The décor inside the Great Hall is period perfect with Waterford chandeliers and gilt mirrors and fireplaces. I flop into a large upholstered chair — to me, Ashford looks handsomely well-worn like a cozy family estate.
Despite the intimate feel Ashford is quite large. With 350 acres of sprawling land and 83 guest rooms, there are plenty of opportunities to get lost (I make a few wrong turns before finding my room.) Each boudoir at Ashford has unique period décor with carefully hidden modern amenities like heated towel racks. Bathrooms are nearly as large as the bedrooms with double basins and a copious amount of marble.
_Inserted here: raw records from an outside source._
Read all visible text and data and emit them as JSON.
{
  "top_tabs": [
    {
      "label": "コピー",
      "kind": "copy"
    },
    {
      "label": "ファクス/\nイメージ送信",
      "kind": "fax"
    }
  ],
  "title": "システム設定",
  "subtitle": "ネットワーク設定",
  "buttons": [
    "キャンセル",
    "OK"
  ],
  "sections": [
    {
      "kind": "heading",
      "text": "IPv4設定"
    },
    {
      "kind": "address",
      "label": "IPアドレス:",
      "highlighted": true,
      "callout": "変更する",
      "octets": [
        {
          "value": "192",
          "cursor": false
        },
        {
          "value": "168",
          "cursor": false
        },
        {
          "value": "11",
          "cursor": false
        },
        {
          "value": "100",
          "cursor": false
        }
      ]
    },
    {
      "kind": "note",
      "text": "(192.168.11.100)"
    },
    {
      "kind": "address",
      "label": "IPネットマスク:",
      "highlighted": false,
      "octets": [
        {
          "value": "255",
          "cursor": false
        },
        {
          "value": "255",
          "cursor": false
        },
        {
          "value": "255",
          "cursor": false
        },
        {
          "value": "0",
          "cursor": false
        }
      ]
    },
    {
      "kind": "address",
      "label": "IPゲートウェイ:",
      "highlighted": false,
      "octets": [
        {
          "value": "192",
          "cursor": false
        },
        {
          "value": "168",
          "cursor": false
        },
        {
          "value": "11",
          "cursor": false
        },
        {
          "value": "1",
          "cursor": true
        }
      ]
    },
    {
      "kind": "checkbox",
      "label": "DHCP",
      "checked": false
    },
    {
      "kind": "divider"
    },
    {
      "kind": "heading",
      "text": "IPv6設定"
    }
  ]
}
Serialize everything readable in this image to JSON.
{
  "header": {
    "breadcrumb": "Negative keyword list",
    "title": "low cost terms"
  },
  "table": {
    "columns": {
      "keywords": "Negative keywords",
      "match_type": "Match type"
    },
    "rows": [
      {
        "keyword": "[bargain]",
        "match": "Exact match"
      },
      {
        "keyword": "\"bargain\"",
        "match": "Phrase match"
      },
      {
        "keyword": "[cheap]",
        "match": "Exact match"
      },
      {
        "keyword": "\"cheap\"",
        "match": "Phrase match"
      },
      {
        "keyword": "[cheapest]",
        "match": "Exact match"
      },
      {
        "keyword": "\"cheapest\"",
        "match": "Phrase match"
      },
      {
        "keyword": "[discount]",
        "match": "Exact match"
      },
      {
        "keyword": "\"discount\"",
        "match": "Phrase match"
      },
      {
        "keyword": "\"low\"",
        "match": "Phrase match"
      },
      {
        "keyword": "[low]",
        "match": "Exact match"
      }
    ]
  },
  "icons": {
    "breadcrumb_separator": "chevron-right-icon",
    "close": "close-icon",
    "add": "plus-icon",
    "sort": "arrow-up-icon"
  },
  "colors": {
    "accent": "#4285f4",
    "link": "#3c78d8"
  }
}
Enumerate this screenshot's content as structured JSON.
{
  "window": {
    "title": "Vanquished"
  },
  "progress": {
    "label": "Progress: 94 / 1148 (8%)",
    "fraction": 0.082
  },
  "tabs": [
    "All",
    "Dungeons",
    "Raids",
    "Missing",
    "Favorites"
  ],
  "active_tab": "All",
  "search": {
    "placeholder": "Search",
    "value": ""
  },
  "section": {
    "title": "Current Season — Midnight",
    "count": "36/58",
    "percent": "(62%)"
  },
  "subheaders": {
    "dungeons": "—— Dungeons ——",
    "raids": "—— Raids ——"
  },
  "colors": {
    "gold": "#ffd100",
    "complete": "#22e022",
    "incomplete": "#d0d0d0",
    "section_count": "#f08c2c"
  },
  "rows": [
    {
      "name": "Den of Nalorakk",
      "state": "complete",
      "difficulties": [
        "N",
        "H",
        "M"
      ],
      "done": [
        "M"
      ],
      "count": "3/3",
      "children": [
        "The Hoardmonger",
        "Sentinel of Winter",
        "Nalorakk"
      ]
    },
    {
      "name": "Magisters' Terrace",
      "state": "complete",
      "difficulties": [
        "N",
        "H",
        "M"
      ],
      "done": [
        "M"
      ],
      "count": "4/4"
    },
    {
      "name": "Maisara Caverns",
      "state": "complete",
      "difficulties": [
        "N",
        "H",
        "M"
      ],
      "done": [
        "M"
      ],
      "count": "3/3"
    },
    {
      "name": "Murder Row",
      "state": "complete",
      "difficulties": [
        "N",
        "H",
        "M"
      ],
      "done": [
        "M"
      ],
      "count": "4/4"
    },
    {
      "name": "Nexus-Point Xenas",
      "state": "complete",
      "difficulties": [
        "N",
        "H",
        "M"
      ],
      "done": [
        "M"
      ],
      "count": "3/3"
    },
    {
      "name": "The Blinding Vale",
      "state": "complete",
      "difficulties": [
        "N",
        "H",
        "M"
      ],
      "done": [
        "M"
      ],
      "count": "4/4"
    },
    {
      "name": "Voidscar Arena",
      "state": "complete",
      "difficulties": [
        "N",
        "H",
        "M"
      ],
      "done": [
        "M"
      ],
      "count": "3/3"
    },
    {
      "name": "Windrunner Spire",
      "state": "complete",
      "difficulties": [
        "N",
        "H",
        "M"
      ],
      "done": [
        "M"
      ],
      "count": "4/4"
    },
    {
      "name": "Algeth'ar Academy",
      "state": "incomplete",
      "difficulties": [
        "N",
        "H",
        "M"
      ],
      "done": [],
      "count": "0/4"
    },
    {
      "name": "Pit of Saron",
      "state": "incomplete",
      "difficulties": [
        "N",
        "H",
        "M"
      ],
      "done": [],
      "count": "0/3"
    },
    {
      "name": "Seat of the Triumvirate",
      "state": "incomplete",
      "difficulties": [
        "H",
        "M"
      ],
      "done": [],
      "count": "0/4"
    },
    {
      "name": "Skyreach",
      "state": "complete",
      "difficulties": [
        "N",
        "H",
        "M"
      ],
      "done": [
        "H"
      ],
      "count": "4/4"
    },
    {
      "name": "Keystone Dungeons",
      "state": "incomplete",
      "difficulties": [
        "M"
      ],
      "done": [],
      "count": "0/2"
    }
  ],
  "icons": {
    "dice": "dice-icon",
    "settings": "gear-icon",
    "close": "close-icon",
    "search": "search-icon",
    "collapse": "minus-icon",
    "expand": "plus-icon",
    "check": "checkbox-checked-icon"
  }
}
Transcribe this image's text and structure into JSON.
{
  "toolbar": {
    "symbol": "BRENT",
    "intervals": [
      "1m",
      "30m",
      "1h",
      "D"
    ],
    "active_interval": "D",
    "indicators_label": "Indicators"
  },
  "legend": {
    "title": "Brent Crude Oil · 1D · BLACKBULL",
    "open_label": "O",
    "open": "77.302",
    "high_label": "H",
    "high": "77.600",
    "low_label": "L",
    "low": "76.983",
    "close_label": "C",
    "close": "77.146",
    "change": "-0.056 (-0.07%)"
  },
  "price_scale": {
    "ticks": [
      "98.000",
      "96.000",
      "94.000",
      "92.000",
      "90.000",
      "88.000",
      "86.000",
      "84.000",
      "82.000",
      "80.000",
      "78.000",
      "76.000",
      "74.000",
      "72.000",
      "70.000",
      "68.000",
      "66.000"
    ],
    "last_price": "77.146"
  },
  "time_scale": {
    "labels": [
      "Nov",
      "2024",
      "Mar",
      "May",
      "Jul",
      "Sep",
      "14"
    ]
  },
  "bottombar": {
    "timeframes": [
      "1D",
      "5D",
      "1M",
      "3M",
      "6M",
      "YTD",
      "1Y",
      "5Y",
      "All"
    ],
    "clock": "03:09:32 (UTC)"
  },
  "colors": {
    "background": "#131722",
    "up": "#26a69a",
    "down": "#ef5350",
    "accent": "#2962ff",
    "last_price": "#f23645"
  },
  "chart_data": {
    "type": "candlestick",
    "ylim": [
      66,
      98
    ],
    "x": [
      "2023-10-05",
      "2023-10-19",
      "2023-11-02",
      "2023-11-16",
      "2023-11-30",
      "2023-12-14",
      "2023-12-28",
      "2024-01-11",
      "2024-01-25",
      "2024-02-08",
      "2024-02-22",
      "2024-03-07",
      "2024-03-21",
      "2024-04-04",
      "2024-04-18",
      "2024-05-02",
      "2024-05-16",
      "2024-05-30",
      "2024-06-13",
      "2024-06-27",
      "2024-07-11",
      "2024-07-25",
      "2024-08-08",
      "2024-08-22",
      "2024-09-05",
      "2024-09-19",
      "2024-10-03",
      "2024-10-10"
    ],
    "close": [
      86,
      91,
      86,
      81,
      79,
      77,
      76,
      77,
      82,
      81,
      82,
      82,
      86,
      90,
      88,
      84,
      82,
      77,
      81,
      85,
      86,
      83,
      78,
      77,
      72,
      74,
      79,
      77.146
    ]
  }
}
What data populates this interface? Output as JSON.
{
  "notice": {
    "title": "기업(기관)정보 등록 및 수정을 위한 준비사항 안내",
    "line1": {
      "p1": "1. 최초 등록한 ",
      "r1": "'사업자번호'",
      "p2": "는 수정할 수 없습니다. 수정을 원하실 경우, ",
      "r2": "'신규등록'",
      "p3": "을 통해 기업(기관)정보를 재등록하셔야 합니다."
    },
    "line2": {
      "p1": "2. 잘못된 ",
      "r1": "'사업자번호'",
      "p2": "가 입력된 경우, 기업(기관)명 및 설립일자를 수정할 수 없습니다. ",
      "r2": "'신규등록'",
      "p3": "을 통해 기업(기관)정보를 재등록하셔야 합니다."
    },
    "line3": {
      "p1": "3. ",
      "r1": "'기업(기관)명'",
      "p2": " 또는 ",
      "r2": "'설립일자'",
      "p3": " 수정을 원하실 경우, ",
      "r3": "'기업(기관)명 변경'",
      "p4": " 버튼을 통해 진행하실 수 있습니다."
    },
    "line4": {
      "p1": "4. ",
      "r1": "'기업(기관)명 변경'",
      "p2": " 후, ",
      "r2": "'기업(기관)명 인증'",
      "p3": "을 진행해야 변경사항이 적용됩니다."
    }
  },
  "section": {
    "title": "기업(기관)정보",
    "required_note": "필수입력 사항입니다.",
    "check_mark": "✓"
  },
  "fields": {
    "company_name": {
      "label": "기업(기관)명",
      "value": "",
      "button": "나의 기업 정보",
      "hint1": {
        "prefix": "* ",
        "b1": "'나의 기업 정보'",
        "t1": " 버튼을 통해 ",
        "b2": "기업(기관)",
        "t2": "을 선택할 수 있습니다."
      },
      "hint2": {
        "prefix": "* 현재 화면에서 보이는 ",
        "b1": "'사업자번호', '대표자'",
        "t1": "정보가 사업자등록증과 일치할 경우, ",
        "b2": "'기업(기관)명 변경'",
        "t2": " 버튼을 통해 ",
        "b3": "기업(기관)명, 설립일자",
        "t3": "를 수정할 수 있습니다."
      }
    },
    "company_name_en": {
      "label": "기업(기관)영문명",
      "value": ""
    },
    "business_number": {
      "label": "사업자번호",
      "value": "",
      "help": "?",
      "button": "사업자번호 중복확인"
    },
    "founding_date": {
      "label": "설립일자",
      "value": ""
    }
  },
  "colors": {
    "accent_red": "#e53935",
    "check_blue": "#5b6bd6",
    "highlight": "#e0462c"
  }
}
I love the old-fashioned claw foot tubs and oversized beds. I feel like a princess. No wonder Grace Kelly was an Ashford regular. I treat myself to afternoon tea. The scones and clotted cream, cucumber sandwiches with butter and pastel-colored cakes are so generous, I’m ready for an afternoon nap.
Over dinner in the Connaught Room, an Irish guest tells the story of the mischievous ghost on the 4th floor. The restaurant prides itself on featuring local Irish produce, tempting me to try the Chef’s degustation menu; however, traditional fish and chips win me over. For dessert, I indulge in an Irish cheese plate. Gaelic cheese is totally underrated. It is absolutely the creamiest, most delicate cheese I’ve ever tasted.
The next morning I wander the lush grounds, where wild woods border manicured gardens, until finally arriving at The School of Falconry. There aren’t many firsts left in travel, but casting my beautiful hawk “Milly” into the trees and seeing her sweep back and land delicately on my gloved forearm is an unfamiliar thrill. After a morning with the hawks and Dingle, the adorable 22-pound owl, I am happy to stay on property and go to the spa. I also debate a Lough Carrib river cruise, but the concierge convinces me to explore nearby towns of Galway, Clifdon and Cong instead.
A delightful drive through the countryside and I begin to understand what “forty shades of green” really means. I pass rolling hills scattered with blonde cows and hear the sounds of locals enjoying a pint (or two). I join them for a drink and satisfy my need for a medieval adventure.